(WHAT TO WORK ON): For this exercise, the reply is the listing below, reproduced exactly.
= Beginning of Section =
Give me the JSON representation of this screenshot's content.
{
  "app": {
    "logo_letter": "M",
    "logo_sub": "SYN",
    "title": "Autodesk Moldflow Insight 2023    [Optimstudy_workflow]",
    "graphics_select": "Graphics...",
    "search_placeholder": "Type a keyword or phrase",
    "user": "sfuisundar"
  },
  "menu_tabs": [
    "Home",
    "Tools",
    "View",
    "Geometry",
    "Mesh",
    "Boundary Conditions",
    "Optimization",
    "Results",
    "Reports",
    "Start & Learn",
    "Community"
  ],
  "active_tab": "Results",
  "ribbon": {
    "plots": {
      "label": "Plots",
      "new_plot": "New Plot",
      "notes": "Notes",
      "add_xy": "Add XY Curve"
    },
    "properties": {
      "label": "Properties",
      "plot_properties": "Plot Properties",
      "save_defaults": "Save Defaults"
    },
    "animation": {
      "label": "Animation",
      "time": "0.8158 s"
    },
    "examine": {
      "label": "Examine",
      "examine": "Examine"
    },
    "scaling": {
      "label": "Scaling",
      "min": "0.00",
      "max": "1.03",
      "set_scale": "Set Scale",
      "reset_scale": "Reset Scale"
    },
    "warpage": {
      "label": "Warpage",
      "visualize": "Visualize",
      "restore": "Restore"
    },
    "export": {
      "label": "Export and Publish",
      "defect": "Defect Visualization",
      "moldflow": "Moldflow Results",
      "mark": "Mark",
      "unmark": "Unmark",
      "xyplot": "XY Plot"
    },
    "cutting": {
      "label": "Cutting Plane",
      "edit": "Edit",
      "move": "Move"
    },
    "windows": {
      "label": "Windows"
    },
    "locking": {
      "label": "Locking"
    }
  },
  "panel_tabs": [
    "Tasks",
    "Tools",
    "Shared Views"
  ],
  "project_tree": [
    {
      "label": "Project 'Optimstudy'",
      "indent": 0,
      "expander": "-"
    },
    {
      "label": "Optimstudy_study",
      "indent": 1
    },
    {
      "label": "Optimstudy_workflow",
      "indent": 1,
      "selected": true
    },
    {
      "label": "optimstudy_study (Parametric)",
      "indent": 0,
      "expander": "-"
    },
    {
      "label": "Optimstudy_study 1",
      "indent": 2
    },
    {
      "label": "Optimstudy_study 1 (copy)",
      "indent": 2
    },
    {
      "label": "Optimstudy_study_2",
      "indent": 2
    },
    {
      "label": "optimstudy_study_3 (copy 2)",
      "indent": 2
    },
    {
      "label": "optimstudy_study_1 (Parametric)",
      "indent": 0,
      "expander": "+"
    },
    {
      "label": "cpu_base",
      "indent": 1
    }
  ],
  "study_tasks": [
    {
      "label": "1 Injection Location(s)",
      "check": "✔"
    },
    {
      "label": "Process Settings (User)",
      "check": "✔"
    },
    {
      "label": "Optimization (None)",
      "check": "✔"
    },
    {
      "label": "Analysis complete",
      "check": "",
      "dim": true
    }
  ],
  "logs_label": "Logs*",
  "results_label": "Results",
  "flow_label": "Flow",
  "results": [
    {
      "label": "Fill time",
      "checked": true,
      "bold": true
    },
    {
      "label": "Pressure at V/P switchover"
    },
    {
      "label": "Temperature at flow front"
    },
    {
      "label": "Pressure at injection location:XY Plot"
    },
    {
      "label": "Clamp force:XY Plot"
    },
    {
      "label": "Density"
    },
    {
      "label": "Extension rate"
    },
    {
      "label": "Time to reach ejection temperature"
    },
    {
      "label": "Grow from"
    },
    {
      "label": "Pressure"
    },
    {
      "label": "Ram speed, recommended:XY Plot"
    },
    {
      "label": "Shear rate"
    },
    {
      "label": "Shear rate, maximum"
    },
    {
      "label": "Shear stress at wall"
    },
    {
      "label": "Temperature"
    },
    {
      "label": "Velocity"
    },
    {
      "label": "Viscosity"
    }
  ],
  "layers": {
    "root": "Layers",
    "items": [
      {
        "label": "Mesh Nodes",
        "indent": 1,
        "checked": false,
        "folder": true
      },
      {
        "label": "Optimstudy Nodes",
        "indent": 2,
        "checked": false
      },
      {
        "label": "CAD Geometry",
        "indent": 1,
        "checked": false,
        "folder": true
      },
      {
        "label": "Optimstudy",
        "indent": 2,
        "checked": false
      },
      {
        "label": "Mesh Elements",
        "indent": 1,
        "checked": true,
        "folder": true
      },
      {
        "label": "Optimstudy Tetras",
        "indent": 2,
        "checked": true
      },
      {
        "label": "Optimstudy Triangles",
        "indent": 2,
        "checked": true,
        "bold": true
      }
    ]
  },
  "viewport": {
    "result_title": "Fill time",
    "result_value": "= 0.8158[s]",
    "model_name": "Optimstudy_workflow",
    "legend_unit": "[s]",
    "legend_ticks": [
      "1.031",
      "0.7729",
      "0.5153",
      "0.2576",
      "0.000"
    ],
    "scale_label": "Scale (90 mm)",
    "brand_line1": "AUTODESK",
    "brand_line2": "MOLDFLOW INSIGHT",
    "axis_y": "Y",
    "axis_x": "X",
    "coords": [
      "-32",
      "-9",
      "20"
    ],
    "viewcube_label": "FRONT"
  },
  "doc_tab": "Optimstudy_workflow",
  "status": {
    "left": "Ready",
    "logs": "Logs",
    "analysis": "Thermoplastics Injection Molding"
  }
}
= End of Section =
(SOLUTION BELOW):
Give me the JSON representation of this screenshot's content.
{
  "app": {
    "logo_letter": "M",
    "logo_sub": "SYN",
    "title": "Autodesk Moldflow Insight 2023    [Optimstudy_workflow]",
    "graphics_select": "Graphics...",
    "search_placeholder": "Type a keyword or phrase",
    "user": "sfuisundar"
  },
  "menu_tabs": [
    "Home",
    "Tools",
    "View",
    "Geometry",
    "Mesh",
    "Boundary Conditions",
    "Optimization",
    "Results",
    "Reports",
    "Start & Learn",
    "Community"
  ],
  "active_tab": "Results",
  "ribbon": {
    "plots": {
      "label": "Plots",
      "new_plot": "New Plot",
      "notes": "Notes",
      "add_xy": "Add XY Curve"
    },
    "properties": {
      "label": "Properties",
      "plot_properties": "Plot Properties",
      "save_defaults": "Save Defaults"
    },
    "animation": {
      "label": "Animation",
      "time": "0.8158 s"
    },
    "examine": {
      "label": "Examine",
      "examine": "Examine"
    },
    "scaling": {
      "label": "Scaling",
      "min": "0.00",
      "max": "1.03",
      "set_scale": "Set Scale",
      "reset_scale": "Reset Scale"
    },
    "warpage": {
      "label": "Warpage",
      "visualize": "Visualize",
      "restore": "Restore"
    },
    "export": {
      "label": "Export and Publish",
      "defect": "Defect Visualization",
      "moldflow": "Moldflow Results",
      "mark": "Mark",
      "unmark": "Unmark",
      "xyplot": "XY Plot"
    },
    "cutting": {
      "label": "Cutting Plane",
      "edit": "Edit",
      "move": "Move"
    },
    "windows": {
      "label": "Windows"
    },
    "locking": {
      "label": "Locking"
    }
  },
  "panel_tabs": [
    "Tasks",
    "Tools",
    "Shared Views"
  ],
  "project_tree": [
    {
      "label": "Project 'Optimstudy'",
      "indent": 0,
      "expander": "-"
    },
    {
      "label": "Optimstudy_study",
      "indent": 1
    },
    {
      "label": "Optimstudy_workflow",
      "indent": 1,
      "selected": true
    },
    {
      "label": "optimstudy_study (Parametric)",
      "indent": 0,
      "expander": "-"
    },
    {
      "label": "Optimstudy_study 1",
      "indent": 2
    },
    {
      "label": "Optimstudy_study 1 (copy)",
      "indent": 2
    },
    {
      "label": "Optimstudy_study_2",
      "indent": 2
    },
    {
      "label": "optimstudy_study_3 (copy 2)",
      "indent": 2
    },
    {
      "label": "optimstudy_study_1 (Parametric)",
      "indent": 0,
      "expander": "+"
    },
    {
      "label": "cpu_base",
      "indent": 1
    }
  ],
  "study_tasks": [
    {
      "label": "1 Injection Location(s)",
      "check": "✔"
    },
    {
      "label": "Process Settings (User)",
      "check": "✔"
    },
    {
      "label": "Optimization (None)",
      "check": "✔"
    },
    {
      "label": "Analysis complete",
      "check": "",
      "dim": true
    }
  ],
  "logs_label": "Logs*",
  "results_label": "Results",
  "flow_label": "Flow",
  "results": [
    {
      "label": "Fill time",
      "checked": true,
      "bold": true
    },
    {
      "label": "Pressure at V/P switchover"
    },
    {
      "label": "Temperature at flow front"
    },
    {
      "label": "Pressure at injection location:XY Plot"
    },
    {
      "label": "Clamp force:XY Plot"
    },
    {
      "label": "Density"
    },
    {
      "label": "Extension rate"
    },
    {
      "label": "Time to reach ejection temperature"
    },
    {
      "label": "Grow from"
    },
    {
      "label": "Pressure"
    },
    {
      "label": "Ram speed, recommended:XY Plot"
    },
    {
      "label": "Shear rate"
    },
    {
      "label": "Shear rate, maximum"
    },
    {
      "label": "Shear stress at wall"
    },
    {
      "label": "Temperature"
    },
    {
      "label": "Velocity"
    },
    {
      "label": "Viscosity"
    }
  ],
  "layers": {
    "root": "Layers",
    "items": [
      {
        "label": "Mesh Nodes",
        "indent": 1,
        "checked": false,
        "folder": true
      },
      {
        "label": "Optimstudy Nodes",
        "indent": 2,
        "checked": false
      },
      {
        "label": "CAD Geometry",
        "indent": 1,
        "checked": false,
        "folder": true
      },
      {
        "label": "Optimstudy",
        "indent": 2,
        "checked": false
      },
      {
        "label": "Mesh Elements",
        "indent": 1,
        "checked": true,
        "folder": true
      },
      {
        "label": "Optimstudy Tetras",
        "indent": 2,
        "checked": true
      },
      {
        "label": "Optimstudy Triangles",
        "indent": 2,
        "checked": true,
        "bold": true
      }
    ]
  },
  "viewport": {
    "result_title": "Fill time",
    "result_value": "= 0.8158[s]",
    "model_name": "Optimstudy_workflow",
    "legend_unit": "[s]",
    "legend_ticks": [
      "1.031",
      "0.7729",
      "0.5153",
      "0.2576",
      "0.000"
    ],
    "scale_label": "Scale (90 mm)",
    "brand_line1": "AUTODESK",
    "brand_line2": "MOLDFLOW INSIGHT",
    "axis_y": "Y",
    "axis_x": "X",
    "coords": [
      "-32",
      "-9",
      "20"
    ],
    "viewcube_label": "FRONT"
  },
  "doc_tab": "Optimstudy_workflow",
  "status": {
    "left": "Ready",
    "logs": "Logs",
    "analysis": "Thermoplastics Injection Molding"
  }
}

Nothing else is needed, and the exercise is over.